Those of us whose childhood experiences with technological upgrades in the schools involved little more than mimeograph machines replaced by photocopiers may find an upcoming Scottsdale school capital budget override election a bit daunting, though necessary.
District officials want voters in November to approve $82 million for computers, textbooks, furniture and playground equipment. As the Tribune’s Andrea Falkenhagen reported Wednesday, that includes making wireless Internet access available to every high schooler via classrooms and laptops. It will also include installing interactive digital white boards, which, it is assumed, won’t involve chalk dust.
This is a far cry from earlier generations’ heady hightech experience of sniffing a freshly copied set of quiz questions and feeling jealous after graduating upon learning that they put telephones and television screens on classroom walls.
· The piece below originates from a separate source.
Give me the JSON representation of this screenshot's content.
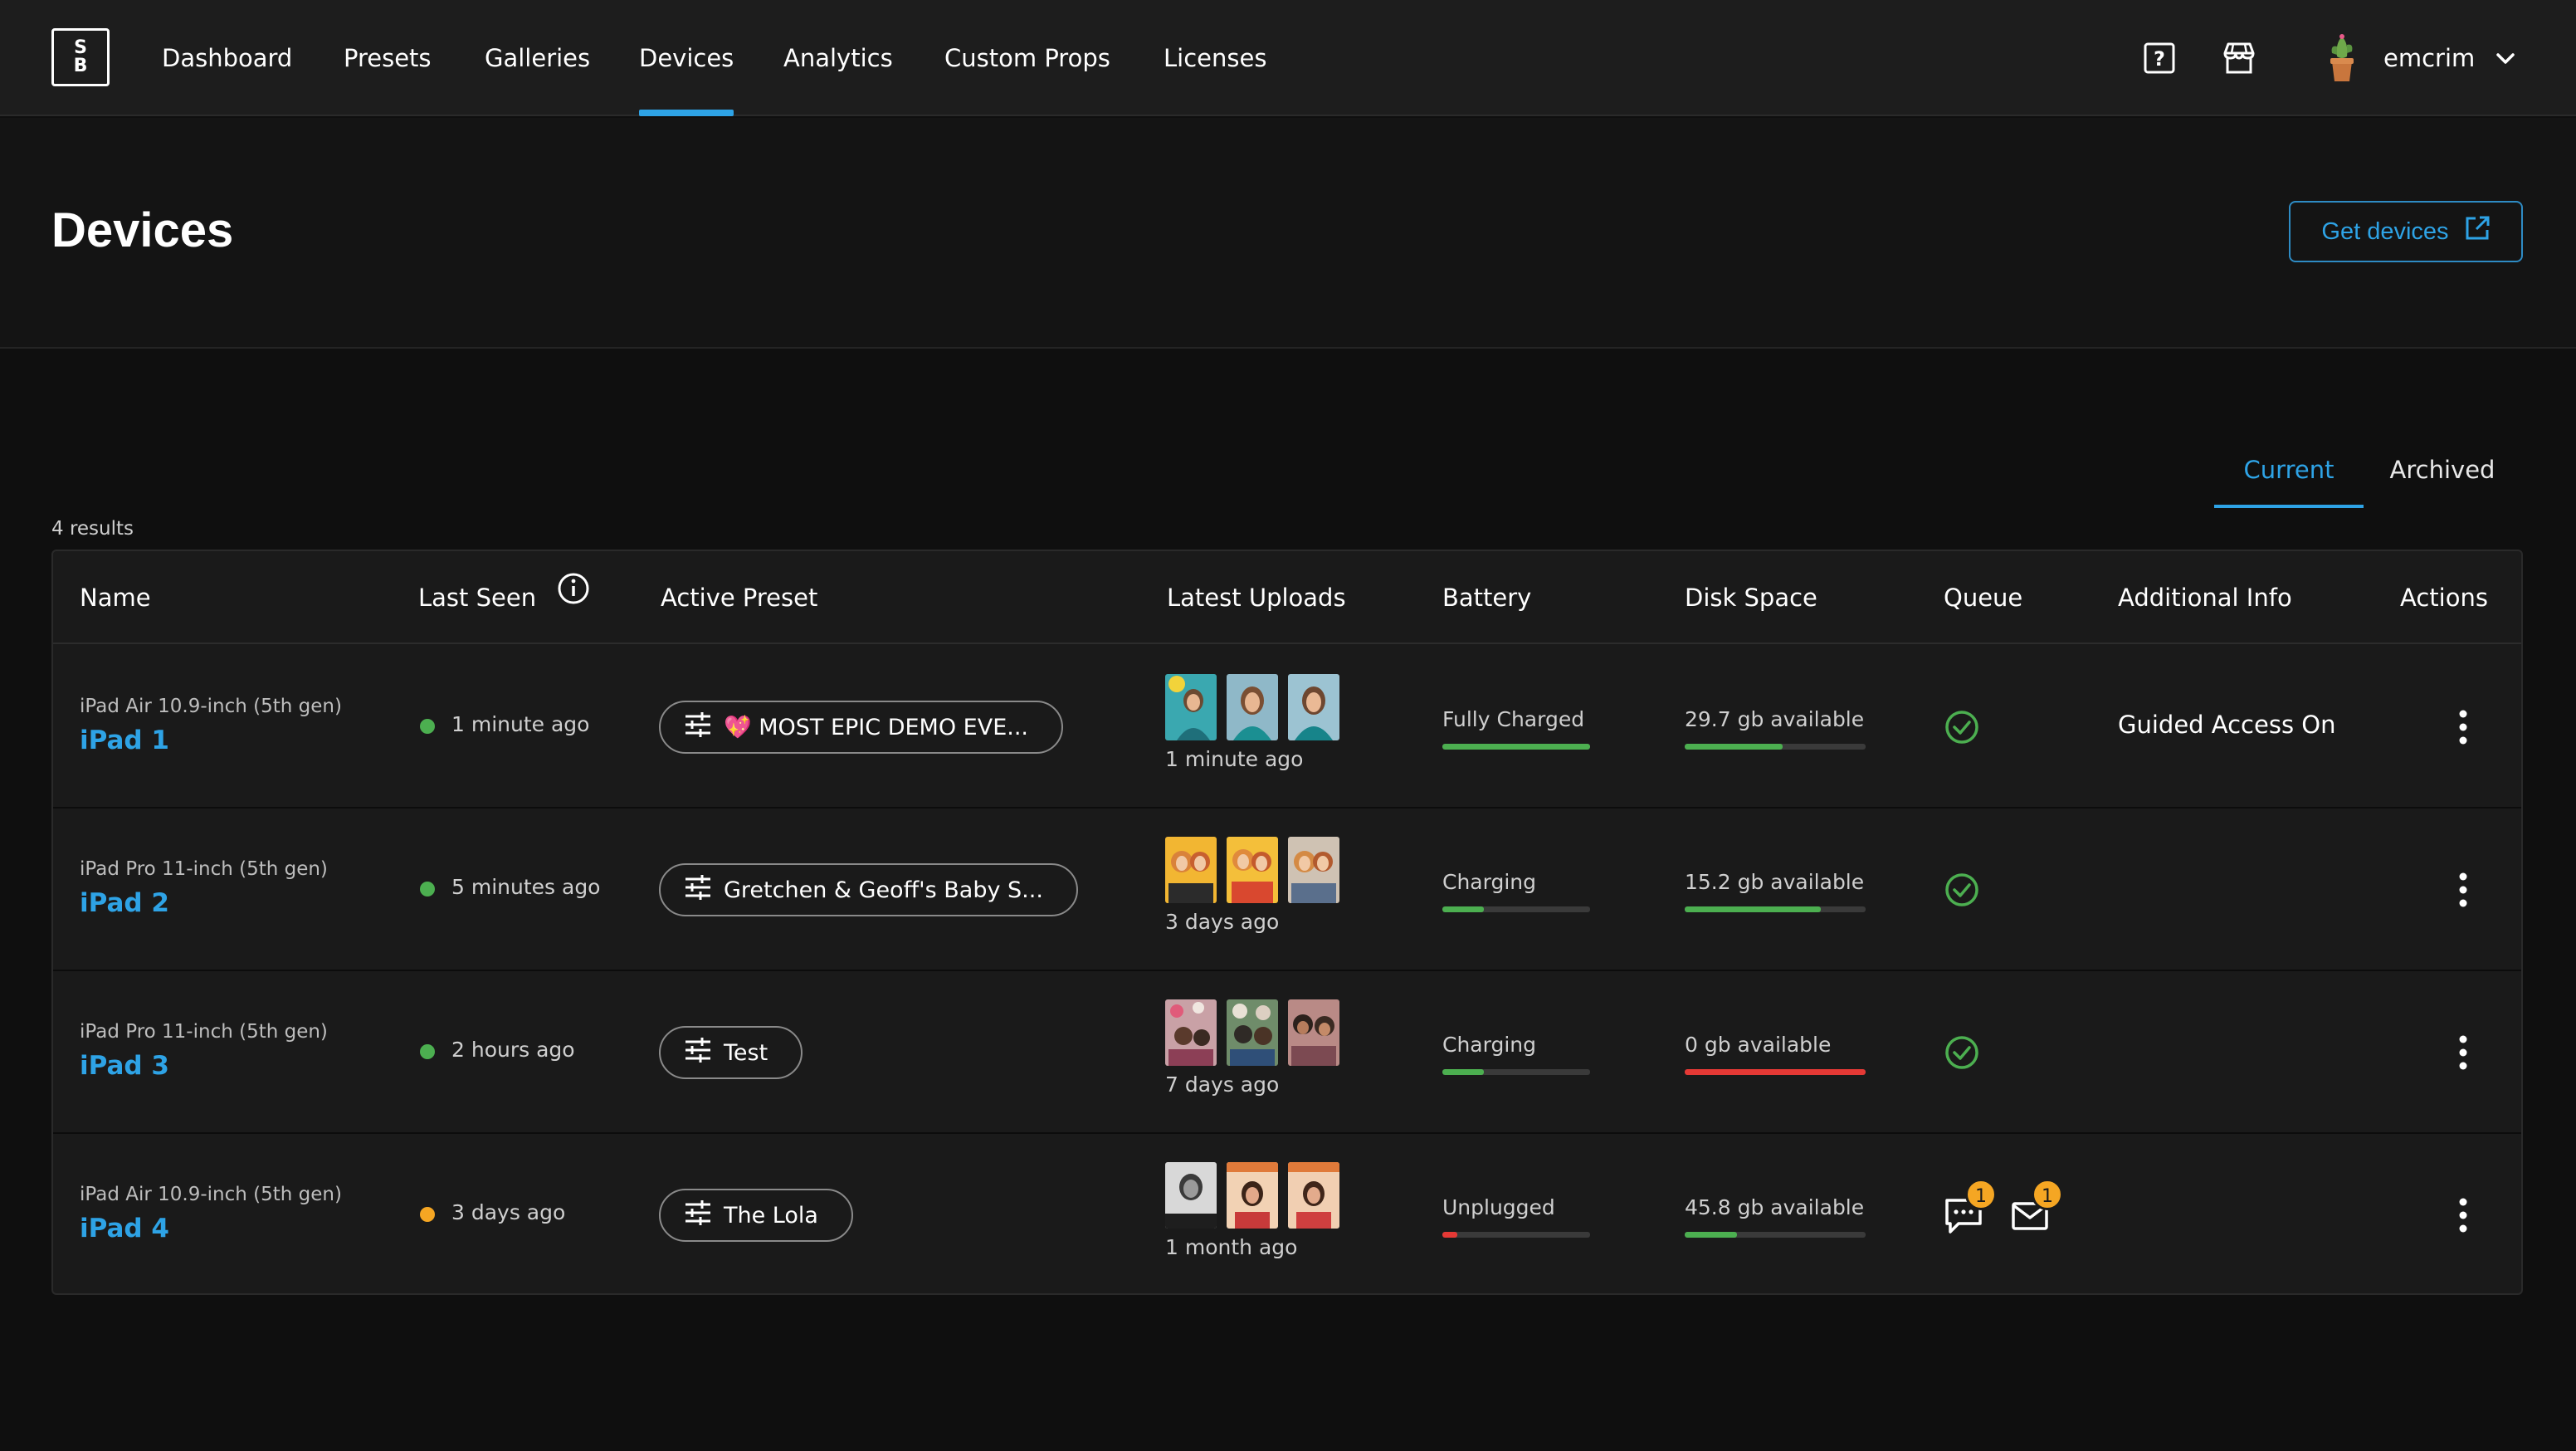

They only allowed public television to be shown, right?
The gee-whiz factor to gadgetry is apparently still there now. The district’s information technology director, Ernie Nicely, told Falkenhagen that what they tried to do “was think, what would Disney do in terms of designing a classroom, because the classroom is at the center of our plan.”
Disney’s apparently come a long way since when its only presence in schools was Donald Duck glowering from the side of a lunch box.
It’s all because the state’s funding formula for public schools doesn’t do enough to meet youngsters’ educational needs. Districts such as Scottsdale have to go to voters for items once considered to be “bells and whistles” but now are the heart and soul of what it takes to teach children to prepare for 21st century lives and careers.
And so the district asks voters to approve another override, another extension of taxes from a funding formula that gets more out of whack with each passing year, keeping the original increase in taxes first asked of us somewhere in the mists of time from ever going away at last.
Wouldn’t it be wonderful if the funding formula, last updated in 1980, were updated by the Legislature at least as often as the latest version of a computer’s operating system, so people wouldn’t have to vote on it all the time? So long as the district gets a good price on these computers, what could possibly be at issue in such an election? Who else but a Luddite would say that students don’t need to learn the latest technology, that the outdated stuff will do them just fine in college and career?
And, funny, isn’t it? The city reports that of every Scottsdale resident’s property-tax dollar, 54 cents goes to the school district. Only 11 cents goes to the city. Why is it, then, that the city gets the majority of the tax-hike complaints?